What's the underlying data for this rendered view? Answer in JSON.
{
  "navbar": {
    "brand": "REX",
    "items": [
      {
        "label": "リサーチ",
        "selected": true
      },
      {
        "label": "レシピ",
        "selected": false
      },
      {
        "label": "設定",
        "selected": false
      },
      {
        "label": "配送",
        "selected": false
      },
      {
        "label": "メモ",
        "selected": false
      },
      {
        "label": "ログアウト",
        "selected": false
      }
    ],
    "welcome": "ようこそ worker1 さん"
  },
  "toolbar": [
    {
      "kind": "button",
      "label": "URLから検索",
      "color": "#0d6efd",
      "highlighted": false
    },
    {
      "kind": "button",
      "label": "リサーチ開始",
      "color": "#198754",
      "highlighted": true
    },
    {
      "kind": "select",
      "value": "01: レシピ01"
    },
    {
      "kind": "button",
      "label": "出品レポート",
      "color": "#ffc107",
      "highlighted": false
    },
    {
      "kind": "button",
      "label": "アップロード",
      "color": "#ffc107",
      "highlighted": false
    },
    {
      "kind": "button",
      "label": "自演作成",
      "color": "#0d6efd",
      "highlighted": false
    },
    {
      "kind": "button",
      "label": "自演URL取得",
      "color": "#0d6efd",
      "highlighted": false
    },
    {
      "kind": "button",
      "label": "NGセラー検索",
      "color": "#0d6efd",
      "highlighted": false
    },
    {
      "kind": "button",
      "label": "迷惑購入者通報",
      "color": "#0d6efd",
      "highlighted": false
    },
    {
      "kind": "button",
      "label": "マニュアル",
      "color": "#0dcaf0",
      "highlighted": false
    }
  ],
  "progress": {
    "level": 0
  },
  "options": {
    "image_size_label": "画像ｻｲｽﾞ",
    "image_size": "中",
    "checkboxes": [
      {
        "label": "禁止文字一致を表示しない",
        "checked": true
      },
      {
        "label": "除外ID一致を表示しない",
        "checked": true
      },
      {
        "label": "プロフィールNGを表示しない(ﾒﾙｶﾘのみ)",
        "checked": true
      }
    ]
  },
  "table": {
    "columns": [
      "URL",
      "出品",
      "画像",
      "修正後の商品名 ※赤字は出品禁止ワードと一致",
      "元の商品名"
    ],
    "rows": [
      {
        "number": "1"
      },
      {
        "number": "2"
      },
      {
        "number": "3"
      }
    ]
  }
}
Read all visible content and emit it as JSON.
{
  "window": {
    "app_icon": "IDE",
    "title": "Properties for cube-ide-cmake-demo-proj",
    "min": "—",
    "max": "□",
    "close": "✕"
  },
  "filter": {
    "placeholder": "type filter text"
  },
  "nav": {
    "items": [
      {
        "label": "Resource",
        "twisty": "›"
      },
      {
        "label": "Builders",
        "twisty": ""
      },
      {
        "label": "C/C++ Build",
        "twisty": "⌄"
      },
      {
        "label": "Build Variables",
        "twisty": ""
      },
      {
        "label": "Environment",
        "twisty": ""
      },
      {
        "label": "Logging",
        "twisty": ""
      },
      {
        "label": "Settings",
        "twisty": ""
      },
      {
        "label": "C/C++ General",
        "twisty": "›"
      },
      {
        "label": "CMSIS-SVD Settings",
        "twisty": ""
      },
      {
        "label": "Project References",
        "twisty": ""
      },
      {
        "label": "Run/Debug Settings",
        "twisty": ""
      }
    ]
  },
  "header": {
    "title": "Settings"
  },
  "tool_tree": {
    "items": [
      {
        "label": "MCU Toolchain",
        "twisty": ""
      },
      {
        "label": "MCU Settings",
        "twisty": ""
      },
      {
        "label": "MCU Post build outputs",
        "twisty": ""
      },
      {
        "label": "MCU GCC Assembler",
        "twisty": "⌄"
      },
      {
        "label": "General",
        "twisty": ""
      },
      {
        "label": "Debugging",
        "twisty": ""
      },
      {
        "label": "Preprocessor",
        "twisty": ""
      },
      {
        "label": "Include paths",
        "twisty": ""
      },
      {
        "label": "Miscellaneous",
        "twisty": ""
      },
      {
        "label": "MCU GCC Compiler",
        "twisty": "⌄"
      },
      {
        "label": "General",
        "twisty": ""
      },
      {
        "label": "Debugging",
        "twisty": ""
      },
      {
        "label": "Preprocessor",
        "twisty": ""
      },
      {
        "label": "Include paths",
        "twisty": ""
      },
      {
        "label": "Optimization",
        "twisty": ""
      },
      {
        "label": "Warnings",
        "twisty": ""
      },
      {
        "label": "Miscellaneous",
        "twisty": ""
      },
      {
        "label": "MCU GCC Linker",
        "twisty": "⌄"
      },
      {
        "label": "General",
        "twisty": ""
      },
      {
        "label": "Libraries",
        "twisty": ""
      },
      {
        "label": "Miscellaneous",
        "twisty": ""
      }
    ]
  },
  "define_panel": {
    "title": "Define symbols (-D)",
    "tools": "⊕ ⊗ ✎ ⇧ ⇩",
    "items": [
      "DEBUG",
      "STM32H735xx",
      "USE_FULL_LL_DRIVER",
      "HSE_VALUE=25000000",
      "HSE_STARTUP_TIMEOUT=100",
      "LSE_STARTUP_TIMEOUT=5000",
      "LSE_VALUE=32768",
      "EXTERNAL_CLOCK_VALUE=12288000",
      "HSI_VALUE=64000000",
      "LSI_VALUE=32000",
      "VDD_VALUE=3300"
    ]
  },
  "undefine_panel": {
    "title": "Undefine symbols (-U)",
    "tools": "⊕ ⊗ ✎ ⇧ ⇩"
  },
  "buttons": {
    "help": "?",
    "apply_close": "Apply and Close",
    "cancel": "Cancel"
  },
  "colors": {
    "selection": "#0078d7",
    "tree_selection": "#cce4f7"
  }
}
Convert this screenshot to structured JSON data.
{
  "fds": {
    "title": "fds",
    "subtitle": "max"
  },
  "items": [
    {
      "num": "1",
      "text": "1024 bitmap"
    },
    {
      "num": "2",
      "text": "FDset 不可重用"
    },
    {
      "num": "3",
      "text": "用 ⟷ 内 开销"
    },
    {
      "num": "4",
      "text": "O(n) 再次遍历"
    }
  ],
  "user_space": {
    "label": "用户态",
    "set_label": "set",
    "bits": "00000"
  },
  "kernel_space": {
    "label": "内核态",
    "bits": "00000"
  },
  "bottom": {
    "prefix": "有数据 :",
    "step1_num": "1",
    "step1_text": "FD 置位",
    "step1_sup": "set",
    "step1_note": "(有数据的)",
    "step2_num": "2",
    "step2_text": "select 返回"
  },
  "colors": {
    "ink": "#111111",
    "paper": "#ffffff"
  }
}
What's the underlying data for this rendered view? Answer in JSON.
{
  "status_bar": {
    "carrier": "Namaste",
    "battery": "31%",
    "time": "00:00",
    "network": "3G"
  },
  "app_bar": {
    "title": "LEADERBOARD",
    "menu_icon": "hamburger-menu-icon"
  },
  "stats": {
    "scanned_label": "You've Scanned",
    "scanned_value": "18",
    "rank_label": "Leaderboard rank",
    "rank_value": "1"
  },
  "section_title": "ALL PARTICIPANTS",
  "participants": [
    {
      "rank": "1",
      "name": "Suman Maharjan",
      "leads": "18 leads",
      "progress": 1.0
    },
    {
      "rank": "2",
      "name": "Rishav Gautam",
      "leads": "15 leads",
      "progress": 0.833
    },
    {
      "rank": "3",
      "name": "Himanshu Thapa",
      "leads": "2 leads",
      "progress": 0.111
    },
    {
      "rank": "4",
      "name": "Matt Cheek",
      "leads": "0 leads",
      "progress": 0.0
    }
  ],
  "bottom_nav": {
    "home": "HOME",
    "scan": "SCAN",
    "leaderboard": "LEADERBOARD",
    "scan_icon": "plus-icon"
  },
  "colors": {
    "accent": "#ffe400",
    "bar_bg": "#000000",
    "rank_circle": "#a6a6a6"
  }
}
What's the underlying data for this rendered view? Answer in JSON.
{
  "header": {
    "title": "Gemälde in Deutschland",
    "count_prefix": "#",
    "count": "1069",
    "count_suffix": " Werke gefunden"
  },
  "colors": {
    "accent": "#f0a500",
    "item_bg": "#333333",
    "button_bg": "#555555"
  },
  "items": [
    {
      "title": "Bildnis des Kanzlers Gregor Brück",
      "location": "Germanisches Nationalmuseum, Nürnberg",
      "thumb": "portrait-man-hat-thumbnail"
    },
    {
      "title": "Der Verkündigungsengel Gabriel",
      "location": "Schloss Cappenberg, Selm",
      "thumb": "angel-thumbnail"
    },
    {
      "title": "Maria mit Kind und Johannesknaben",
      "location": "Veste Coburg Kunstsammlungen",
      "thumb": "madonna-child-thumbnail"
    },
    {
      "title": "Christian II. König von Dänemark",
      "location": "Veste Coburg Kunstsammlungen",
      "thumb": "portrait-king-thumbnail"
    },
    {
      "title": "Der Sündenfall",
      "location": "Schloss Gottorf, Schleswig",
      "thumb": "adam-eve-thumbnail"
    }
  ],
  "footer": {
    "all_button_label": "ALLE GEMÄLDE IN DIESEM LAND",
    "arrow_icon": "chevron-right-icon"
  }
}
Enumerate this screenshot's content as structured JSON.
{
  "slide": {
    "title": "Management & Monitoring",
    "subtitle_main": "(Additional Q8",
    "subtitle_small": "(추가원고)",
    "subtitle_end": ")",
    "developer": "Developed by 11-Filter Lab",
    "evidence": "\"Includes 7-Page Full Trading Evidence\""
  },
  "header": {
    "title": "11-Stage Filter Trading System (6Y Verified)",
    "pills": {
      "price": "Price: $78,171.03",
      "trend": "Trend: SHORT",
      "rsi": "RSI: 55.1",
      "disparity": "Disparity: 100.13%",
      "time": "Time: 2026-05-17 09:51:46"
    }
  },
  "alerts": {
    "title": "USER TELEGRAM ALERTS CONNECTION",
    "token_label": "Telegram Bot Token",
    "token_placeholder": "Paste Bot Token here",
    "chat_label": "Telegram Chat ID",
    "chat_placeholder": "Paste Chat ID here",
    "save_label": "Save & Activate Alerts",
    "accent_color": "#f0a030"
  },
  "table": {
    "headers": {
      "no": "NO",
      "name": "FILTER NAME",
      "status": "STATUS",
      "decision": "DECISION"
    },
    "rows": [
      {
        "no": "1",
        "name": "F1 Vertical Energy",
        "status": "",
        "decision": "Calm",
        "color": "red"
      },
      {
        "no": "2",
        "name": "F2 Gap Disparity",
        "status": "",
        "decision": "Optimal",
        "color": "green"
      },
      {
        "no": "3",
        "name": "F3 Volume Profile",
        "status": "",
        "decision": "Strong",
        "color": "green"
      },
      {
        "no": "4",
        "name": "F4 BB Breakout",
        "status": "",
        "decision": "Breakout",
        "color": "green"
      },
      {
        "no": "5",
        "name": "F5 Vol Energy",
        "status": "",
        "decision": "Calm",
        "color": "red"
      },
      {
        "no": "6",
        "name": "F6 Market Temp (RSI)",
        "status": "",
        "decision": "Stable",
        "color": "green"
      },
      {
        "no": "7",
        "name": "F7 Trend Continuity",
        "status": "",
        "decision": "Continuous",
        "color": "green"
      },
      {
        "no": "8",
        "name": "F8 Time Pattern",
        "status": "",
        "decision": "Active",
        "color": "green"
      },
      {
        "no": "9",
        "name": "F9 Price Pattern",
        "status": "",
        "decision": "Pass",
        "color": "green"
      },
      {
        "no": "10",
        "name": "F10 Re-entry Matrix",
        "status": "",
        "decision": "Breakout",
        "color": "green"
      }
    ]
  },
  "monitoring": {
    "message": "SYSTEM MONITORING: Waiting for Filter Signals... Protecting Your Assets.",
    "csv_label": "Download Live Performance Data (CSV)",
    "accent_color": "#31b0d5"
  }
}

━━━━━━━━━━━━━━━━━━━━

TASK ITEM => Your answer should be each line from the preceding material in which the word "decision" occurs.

RESULT OF THE EXERCISE =>
      "decision": "DECISION"
        "decision": "Calm",
        "decision": "Optimal",
        "decision": "Strong",
        "decision": "Breakout",
        "decision": "Calm",
        "decision": "Stable",
        "decision": "Continuous",
        "decision": "Active",
        "decision": "Pass",
        "decision": "Breakout",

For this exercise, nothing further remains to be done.